People sitting at table

A community lifeline

Once a week, graduate students from Loyola’s speech-language pathology and audiology programs teach fitness classes at local senior centers. But instead of arm circles and leg lifts, the main exercises being done are brainteasers that flex cognitive skills such as memory and logical reasoning.  

Brain fitness classes are just one facet of the Prevention and Rehabilitation of Brain Injury and Disorders program at the Loyola Clinical Centers (LCC), where clinical faculty, staff, and students work side by side to deliver highly integrated care to clients who are often unable to receive care anywhere else.

“Individuals who suffer from chronic neurological problems due to brain injuries or brain disorders often have chronic financial problems, too,” says Tom Thompson, CCC/SLP, program coordinator and clinical instructor in speech-language pathology.
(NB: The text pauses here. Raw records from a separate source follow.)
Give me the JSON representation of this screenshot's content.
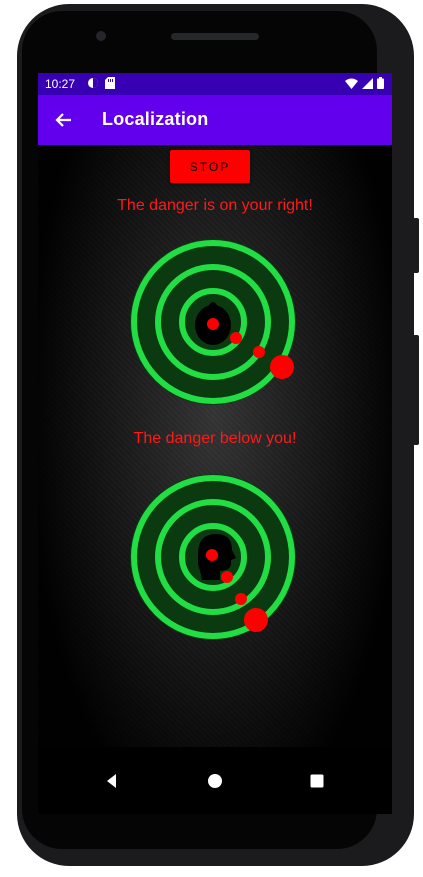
{
  "status_bar": {
    "time": "10:27"
  },
  "app_bar": {
    "title": "Localization"
  },
  "controls": {
    "stop_label": "STOP"
  },
  "messages": {
    "top": "The danger is on your right!",
    "bottom": "The danger below you!"
  },
  "colors": {
    "status_bar": "#3700b3",
    "app_bar": "#6200ee",
    "ring_green": "#22dd44",
    "danger_red": "#ff0000",
    "message_red": "#ff1a1a"
  }
}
Many have lost their jobs or exhausted their insurance benefits, explains Thompson. “We’re providing services to folks who really need them, and we make it affordable by charging on a sliding scale.”

Integrated care, interdisciplinary learning
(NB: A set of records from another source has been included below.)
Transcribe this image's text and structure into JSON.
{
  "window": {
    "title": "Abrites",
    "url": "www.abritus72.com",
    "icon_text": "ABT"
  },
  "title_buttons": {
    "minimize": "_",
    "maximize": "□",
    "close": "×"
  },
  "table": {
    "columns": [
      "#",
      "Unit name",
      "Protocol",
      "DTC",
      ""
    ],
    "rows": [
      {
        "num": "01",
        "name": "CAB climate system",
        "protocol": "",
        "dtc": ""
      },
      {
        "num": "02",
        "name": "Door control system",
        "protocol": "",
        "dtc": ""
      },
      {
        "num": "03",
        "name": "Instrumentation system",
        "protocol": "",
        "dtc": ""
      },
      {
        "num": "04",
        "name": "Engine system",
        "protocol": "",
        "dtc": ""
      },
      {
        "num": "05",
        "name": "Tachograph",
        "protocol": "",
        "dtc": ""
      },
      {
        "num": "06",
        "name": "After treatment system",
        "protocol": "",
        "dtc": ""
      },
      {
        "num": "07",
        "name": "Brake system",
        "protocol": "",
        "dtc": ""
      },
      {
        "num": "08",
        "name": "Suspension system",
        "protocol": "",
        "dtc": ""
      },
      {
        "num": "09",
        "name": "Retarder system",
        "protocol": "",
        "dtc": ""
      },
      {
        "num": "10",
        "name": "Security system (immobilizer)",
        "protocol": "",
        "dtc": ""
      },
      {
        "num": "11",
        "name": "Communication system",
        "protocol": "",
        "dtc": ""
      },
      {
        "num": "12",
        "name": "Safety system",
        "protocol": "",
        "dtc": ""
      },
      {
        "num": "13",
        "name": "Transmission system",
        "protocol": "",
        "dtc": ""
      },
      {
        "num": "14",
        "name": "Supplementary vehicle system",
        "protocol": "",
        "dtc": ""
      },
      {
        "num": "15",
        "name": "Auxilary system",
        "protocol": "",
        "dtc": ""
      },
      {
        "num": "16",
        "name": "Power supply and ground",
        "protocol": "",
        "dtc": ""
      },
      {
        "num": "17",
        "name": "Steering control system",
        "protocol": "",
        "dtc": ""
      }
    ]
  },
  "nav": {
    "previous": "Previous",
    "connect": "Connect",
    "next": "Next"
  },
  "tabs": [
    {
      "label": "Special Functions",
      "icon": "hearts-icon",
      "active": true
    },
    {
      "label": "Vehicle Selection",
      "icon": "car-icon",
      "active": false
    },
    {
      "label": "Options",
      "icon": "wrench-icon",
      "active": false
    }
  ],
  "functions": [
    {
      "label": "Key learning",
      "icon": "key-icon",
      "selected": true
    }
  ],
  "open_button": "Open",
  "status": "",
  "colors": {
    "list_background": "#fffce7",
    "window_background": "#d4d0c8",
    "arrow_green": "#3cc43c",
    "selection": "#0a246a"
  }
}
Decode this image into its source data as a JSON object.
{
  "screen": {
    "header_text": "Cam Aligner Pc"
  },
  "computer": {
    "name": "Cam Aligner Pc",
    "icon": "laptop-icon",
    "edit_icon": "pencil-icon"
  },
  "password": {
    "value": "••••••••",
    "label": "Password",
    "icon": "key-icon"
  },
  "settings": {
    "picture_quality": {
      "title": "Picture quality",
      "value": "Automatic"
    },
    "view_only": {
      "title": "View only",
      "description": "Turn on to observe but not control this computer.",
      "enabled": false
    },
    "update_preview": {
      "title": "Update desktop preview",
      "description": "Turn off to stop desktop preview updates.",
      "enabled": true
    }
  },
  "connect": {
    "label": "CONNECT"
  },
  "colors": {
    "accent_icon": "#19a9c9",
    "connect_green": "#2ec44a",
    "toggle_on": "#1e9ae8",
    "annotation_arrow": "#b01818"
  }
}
The LCC’s brain injury and disorders program takes an interdisciplinary approach that involves clinicians and graduate students in psychology, speech-language pathology, and audiology. Students gain valuable first-hand experience in their clinical areas and in collaborating with those in other specialties.

“When our speech-language students start off in the beginning of the semester, they don’t have much background in cognitive therapy, so they’re learning on the fly,” says Thompson. “By the end of the semester, they’ve learned to administer and interpret comprehensive evaluations and to report results and recommendations to our clients and their family members. It’s amazing to see how much they grow.”